Dexron is the brand name of transmission fluid manufactured for General Motors vehicles; Dexron-II was released in the 1970s, and Dexron-III was released in the 1990s. Dexron-III is considered to be backward compatible with other versions of Dexron, meaning it can be substituted for Dexron-II and other older versions of the fluid. However, as of 2014, neither version of the transmission fluid is currently manufactured or marketed, and the most current version, Dexron-VI, is used in a backward-compatible fashion with GM cars that require either Dexron-II or Dexron-III.Know More
One of the biggest differences between Dexron-II and Dexron-III, aside from their different names and the different years in which they were developed, is the fact that Dexron-II was originally marketed with alternative ingredients such as jojoboa oil. This reflected the public trend toward "natural" ingredients that became popular in the 1970s. Subsequent versions of Dexron-II were released to compensate for the issues caused by the use of inferior ingredients in the original Dexron-II, including Dexron-IID and Dexron-IIE.
Only one version of Dexron-III was ever marketed after it hit the market in 1993, and it was replaced by Dexron-VI in 2005. Some replacements for Dexron-III may be available on the market today, but these products are not officially approved by the General Motors Company.Learn more in Transmission
New, clean transmission fluid has a translucent, bright red color. This color is achieved by adding the dye to the fluid for identification purposes.Full Answer >
Shifting problems in a car with an automatic transmission are an indicator of an issue with the transmission's internal or external components or of an electrical issue. Trouble shifting may indicate external controls that need adjustment or replacement, or it may signal that electrical components are not functioning correctly, according to AAMCO. It's also possible that shifting problems are caused by low or burnt transmission fluid, according to Mister Transmission.Full Answer >
Front-wheel drive transmissions that are used in GM vehicles may weigh 187 to 293 pounds, depending on the type of car. Rear-wheel 4-speed and 5-speed transmissions weigh within the same range.Full Answer >

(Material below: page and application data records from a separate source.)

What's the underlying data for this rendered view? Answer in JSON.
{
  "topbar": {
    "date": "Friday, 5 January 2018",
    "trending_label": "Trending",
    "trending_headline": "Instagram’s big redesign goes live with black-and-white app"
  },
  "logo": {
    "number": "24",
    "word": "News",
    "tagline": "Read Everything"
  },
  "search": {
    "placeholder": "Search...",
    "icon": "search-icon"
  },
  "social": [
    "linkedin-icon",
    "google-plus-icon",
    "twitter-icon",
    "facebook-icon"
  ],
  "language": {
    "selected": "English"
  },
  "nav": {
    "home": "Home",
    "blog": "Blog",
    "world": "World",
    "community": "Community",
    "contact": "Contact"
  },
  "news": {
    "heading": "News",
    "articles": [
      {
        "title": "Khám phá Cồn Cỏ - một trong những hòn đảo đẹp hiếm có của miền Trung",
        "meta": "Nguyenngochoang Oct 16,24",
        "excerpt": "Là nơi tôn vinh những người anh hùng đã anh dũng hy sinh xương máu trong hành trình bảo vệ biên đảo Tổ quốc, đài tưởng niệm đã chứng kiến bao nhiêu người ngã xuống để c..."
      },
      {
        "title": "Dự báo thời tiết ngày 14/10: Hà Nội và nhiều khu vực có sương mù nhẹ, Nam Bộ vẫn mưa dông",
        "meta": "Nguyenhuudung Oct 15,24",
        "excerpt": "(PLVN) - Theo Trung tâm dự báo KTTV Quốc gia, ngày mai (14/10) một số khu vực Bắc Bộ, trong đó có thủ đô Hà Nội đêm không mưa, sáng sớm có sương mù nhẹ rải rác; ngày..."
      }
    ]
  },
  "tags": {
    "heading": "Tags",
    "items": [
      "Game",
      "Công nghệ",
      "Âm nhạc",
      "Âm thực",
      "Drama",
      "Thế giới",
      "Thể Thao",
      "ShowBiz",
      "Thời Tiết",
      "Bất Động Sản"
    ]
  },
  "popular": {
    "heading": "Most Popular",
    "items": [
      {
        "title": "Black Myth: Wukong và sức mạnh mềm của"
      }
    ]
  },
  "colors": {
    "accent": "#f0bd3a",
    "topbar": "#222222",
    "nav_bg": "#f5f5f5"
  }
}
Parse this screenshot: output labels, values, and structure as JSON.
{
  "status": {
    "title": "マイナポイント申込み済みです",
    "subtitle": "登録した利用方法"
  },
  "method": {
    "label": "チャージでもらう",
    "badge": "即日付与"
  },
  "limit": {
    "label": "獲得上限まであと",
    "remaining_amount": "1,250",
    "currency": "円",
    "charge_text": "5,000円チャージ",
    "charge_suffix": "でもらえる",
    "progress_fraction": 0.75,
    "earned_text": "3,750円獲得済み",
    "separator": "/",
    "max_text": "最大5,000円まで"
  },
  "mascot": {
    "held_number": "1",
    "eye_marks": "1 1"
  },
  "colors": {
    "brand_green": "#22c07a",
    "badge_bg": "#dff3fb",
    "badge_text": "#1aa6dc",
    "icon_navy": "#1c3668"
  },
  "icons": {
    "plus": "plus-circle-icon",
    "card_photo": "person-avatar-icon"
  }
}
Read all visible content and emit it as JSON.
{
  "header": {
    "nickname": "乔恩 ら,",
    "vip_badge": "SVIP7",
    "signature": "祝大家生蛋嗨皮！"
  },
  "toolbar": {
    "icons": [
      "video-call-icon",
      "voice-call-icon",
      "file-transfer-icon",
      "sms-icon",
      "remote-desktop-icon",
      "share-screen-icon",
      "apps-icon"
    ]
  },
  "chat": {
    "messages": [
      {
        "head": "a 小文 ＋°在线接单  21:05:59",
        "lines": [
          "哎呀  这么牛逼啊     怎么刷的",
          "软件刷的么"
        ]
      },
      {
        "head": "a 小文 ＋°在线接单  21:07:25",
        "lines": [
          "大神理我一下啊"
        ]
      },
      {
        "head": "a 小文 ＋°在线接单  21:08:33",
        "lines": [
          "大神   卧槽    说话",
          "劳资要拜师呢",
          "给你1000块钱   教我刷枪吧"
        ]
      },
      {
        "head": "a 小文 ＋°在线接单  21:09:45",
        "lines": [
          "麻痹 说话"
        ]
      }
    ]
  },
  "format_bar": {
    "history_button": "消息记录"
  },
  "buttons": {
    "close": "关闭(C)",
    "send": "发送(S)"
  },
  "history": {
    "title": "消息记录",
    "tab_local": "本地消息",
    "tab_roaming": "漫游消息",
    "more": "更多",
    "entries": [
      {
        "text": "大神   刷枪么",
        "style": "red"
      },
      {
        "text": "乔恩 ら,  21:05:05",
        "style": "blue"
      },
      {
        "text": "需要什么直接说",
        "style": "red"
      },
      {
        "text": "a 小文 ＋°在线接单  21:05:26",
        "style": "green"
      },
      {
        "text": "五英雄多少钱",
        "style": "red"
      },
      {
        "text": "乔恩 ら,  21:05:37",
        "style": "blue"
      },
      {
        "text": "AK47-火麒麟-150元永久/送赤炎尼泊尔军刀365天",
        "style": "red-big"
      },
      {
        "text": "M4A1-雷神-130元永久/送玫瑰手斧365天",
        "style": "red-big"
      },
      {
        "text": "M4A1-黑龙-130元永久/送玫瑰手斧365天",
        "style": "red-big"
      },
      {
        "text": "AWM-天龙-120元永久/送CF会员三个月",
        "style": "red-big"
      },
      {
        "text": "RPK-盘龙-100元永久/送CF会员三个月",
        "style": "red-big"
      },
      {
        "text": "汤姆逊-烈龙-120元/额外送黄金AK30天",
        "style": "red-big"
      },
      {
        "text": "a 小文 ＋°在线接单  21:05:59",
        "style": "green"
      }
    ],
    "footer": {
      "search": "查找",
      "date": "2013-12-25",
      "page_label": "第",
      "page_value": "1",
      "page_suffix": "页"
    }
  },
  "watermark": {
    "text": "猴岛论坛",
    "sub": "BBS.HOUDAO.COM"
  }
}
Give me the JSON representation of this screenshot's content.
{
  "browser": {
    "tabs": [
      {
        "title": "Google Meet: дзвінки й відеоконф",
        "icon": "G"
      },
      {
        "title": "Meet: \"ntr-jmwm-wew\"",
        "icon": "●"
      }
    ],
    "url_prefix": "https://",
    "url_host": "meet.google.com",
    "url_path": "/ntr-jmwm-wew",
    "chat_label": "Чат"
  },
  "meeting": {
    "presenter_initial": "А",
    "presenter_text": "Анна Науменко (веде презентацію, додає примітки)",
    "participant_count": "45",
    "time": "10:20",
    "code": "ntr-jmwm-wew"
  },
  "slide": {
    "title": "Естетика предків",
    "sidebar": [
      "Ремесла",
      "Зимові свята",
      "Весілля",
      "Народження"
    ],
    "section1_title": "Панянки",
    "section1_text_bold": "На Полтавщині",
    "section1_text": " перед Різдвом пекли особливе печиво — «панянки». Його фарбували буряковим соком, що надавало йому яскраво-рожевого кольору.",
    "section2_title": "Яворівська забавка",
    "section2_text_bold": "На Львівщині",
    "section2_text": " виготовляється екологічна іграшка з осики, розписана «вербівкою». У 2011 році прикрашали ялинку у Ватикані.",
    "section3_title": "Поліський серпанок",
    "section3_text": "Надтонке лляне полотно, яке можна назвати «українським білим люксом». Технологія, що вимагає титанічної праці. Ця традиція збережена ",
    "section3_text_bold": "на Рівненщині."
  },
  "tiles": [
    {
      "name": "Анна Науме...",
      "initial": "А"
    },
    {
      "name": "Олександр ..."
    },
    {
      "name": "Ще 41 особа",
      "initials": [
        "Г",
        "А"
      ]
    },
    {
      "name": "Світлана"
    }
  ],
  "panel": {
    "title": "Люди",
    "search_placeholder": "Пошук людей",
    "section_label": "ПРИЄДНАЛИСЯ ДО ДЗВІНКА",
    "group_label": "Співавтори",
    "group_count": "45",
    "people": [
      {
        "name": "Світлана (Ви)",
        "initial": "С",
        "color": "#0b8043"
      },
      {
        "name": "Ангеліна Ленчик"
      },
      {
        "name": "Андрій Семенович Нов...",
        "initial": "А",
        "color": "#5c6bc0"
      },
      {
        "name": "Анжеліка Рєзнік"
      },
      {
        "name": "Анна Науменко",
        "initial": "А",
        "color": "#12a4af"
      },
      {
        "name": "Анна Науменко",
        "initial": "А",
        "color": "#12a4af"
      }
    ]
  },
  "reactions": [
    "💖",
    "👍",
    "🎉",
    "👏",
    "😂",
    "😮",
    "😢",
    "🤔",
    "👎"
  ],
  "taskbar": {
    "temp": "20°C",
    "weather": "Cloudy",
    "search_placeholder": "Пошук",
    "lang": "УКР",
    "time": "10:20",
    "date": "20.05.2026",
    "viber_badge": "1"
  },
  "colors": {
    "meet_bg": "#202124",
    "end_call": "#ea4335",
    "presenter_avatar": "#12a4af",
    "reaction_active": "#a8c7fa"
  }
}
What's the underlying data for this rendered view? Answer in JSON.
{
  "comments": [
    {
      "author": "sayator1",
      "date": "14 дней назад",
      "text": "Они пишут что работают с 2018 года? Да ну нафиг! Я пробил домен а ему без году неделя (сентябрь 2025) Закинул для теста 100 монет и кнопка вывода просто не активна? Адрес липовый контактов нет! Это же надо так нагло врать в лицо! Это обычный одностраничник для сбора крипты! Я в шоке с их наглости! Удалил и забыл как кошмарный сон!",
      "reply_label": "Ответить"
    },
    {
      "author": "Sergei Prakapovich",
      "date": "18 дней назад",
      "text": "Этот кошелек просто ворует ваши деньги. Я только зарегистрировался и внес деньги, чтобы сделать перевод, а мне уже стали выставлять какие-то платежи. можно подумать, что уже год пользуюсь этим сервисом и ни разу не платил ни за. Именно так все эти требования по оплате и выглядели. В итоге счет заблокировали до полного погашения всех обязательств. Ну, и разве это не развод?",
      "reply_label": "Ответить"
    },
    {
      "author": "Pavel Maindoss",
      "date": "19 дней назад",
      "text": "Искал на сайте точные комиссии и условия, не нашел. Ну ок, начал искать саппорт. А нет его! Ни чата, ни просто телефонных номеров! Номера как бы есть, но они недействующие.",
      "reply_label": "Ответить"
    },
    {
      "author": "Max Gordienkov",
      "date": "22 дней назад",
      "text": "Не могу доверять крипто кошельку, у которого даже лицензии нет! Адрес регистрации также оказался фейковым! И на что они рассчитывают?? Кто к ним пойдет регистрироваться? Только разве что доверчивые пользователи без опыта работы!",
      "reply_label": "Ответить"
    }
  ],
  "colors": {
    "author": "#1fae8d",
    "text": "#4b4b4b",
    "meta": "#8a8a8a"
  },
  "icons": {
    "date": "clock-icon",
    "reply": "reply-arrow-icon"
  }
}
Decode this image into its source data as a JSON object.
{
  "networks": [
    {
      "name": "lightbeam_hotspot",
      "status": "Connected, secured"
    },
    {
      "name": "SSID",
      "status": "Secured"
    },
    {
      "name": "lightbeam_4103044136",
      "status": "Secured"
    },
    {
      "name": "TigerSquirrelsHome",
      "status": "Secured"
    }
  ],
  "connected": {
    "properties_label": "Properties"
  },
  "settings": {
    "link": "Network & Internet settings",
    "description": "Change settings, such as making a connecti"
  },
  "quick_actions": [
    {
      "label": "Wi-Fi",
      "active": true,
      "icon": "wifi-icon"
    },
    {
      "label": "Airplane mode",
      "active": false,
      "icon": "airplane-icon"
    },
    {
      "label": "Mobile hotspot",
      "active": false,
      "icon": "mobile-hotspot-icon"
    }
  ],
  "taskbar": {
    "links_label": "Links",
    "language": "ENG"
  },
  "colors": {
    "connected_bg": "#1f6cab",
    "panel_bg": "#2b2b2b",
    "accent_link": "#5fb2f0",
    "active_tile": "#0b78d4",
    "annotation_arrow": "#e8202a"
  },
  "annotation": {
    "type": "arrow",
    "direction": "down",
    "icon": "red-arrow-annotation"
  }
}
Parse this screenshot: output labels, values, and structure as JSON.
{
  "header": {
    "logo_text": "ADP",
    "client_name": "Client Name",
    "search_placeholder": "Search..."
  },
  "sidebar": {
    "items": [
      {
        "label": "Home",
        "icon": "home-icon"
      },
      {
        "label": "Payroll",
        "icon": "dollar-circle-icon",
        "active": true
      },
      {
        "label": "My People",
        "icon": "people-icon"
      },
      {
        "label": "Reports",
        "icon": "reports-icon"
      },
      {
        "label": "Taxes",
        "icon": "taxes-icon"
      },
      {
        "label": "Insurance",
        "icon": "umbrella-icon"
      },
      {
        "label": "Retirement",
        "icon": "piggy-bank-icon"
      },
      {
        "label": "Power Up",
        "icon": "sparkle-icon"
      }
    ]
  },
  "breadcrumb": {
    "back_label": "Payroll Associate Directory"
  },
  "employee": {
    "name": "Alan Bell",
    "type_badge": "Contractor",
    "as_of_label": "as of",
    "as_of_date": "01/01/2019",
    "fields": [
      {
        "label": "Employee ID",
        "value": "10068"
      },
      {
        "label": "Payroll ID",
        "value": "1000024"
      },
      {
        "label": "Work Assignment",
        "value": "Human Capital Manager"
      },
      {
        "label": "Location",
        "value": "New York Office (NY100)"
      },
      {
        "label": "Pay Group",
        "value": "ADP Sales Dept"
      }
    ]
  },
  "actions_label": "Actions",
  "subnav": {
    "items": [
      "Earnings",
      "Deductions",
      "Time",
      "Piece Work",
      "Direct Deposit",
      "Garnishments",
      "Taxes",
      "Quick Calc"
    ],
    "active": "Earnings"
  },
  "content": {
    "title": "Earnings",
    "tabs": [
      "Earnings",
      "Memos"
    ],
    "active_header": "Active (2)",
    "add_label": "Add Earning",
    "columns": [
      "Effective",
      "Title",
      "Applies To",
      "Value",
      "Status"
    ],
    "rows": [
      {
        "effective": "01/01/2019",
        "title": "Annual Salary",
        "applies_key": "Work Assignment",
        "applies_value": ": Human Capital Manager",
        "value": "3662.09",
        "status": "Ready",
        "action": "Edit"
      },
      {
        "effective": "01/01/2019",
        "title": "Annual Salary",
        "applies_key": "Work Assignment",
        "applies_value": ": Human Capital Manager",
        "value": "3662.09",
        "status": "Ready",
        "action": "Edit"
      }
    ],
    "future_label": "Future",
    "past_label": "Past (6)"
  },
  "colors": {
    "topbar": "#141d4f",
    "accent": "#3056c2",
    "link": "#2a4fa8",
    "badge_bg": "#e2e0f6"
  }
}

The most common transmission problem associated with Honda Civics is transmission failure. Other issues include the transmission slipping and failing to engage. Transmission failure is most common in the 2001 Honda Civic, but it is also a frequent occurrence in the 2002, 2006 and 2007 model years.Full Answer >